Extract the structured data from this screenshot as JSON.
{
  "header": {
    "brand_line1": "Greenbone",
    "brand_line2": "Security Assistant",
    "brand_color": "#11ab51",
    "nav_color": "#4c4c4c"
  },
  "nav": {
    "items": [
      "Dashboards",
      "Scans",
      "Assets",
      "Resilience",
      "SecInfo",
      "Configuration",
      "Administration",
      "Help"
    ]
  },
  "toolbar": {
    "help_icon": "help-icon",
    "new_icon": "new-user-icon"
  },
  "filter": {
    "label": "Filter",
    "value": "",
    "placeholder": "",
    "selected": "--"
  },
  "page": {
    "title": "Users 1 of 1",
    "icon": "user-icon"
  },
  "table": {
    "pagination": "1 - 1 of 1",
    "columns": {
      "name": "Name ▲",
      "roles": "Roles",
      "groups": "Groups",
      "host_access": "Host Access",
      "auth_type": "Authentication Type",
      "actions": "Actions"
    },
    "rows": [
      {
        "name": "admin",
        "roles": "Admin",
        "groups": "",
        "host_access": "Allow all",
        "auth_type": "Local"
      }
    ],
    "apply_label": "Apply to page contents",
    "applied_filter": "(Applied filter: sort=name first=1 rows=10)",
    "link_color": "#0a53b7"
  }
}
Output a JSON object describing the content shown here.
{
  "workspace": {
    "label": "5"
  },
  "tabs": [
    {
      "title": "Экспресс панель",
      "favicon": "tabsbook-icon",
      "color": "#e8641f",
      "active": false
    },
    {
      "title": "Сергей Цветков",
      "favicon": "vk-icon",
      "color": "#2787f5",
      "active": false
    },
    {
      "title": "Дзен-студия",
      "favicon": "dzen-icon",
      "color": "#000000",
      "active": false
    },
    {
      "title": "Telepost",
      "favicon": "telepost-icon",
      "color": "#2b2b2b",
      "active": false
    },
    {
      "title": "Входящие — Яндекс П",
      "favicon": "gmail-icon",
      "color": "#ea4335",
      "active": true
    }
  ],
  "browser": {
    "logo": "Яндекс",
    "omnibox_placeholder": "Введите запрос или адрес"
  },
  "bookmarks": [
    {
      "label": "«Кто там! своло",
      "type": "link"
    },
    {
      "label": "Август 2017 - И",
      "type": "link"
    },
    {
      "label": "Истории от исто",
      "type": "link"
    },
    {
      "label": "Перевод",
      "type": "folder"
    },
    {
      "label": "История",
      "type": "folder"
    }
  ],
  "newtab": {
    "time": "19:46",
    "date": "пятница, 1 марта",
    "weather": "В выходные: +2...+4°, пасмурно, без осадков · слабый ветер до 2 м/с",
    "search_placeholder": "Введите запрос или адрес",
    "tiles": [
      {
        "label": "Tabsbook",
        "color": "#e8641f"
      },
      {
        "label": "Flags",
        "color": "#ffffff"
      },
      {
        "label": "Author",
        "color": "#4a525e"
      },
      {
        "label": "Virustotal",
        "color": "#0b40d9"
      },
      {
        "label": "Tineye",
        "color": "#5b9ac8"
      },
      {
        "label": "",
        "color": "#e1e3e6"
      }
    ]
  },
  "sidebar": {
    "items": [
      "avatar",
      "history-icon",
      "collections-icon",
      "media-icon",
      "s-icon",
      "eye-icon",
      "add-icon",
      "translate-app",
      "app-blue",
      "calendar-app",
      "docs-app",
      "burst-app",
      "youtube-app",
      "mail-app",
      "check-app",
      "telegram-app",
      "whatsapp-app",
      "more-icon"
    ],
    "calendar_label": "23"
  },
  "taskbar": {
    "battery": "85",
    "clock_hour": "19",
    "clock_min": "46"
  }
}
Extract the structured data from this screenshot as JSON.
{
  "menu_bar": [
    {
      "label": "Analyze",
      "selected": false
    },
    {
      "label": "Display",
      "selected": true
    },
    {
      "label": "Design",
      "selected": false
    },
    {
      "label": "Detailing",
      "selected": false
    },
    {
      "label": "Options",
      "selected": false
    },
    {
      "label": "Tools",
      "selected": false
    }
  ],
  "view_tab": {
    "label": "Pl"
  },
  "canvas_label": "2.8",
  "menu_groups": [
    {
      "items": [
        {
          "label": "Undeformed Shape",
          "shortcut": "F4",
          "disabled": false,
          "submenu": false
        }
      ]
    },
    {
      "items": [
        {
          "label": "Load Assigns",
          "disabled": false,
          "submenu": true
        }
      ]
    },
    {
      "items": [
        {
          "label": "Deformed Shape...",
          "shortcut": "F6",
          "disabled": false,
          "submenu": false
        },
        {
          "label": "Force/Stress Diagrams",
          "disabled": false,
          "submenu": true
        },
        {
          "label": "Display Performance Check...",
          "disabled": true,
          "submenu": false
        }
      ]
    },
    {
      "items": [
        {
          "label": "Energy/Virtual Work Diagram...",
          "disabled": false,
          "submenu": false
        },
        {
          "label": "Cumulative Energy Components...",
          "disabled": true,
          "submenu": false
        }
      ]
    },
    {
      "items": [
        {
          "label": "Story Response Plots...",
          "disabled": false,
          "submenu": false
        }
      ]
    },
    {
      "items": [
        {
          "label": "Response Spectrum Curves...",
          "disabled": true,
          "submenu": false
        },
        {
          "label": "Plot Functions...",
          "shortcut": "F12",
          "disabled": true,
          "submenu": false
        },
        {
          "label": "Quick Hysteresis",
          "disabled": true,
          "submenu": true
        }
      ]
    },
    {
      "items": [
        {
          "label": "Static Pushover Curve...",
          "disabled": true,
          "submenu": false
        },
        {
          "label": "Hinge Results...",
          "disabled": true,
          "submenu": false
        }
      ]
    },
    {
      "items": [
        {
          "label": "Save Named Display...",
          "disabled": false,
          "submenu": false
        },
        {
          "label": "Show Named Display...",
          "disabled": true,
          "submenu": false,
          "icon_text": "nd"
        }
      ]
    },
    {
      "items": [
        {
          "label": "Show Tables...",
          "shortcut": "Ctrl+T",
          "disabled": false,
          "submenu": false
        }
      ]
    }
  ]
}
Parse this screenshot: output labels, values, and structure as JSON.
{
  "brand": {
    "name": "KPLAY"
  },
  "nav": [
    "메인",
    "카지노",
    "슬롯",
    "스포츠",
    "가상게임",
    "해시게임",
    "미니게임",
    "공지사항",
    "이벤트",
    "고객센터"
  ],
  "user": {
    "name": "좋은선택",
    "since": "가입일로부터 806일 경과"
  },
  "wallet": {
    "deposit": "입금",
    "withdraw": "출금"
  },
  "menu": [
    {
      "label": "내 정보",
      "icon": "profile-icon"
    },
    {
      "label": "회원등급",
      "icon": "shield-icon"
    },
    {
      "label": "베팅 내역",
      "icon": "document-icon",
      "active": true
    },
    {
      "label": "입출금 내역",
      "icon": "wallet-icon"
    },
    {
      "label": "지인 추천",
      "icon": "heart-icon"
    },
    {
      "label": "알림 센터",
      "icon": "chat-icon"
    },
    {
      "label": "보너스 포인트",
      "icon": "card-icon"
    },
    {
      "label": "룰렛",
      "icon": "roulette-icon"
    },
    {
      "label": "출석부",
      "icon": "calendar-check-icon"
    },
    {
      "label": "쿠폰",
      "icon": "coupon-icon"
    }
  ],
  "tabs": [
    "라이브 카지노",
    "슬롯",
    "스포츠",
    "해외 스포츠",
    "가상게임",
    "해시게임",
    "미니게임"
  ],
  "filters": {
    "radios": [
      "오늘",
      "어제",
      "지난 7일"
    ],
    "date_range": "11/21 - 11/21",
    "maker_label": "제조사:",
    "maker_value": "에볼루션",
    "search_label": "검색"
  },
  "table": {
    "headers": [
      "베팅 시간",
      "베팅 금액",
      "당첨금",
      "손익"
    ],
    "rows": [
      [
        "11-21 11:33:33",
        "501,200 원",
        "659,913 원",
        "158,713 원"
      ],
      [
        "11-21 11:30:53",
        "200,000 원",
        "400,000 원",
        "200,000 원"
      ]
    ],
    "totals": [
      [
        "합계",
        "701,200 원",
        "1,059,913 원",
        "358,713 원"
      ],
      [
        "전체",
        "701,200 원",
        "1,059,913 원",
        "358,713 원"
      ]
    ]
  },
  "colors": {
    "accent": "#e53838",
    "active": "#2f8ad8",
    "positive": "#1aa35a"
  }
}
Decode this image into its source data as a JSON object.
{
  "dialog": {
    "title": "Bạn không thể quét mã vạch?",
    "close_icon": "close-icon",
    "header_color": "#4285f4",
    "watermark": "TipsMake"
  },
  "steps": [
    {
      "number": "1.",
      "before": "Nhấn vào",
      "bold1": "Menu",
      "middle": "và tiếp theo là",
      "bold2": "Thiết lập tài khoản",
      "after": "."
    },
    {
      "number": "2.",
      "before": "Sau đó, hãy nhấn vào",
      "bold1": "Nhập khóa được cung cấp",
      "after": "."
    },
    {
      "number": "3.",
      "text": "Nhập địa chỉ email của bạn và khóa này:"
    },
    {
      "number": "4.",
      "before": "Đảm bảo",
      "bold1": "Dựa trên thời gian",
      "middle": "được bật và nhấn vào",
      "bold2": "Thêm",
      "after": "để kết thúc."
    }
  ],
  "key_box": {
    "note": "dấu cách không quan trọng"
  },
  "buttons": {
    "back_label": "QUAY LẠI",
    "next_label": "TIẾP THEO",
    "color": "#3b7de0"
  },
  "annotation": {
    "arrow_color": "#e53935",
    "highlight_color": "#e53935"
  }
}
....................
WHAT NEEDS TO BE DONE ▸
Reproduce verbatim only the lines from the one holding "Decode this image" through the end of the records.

RESULT OF THIS EXERCISE ▸
Decode this image into its source data as a JSON object.
{
  "dialog": {
    "title": "Bạn không thể quét mã vạch?",
    "close_icon": "close-icon",
    "header_color": "#4285f4",
    "watermark": "TipsMake"
  },
  "steps": [
    {
      "number": "1.",
      "before": "Nhấn vào",
      "bold1": "Menu",
      "middle": "và tiếp theo là",
      "bold2": "Thiết lập tài khoản",
      "after": "."
    },
    {
      "number": "2.",
      "before": "Sau đó, hãy nhấn vào",
      "bold1": "Nhập khóa được cung cấp",
      "after": "."
    },
    {
      "number": "3.",
      "text": "Nhập địa chỉ email của bạn và khóa này:"
    },
    {
      "number": "4.",
      "before": "Đảm bảo",
      "bold1": "Dựa trên thời gian",
      "middle": "được bật và nhấn vào",
      "bold2": "Thêm",
      "after": "để kết thúc."
    }
  ],
  "key_box": {
    "note": "dấu cách không quan trọng"
  },
  "buttons": {
    "back_label": "QUAY LẠI",
    "next_label": "TIẾP THEO",
    "color": "#3b7de0"
  },
  "annotation": {
    "arrow_color": "#e53935",
    "highlight_color": "#e53935"
  }
}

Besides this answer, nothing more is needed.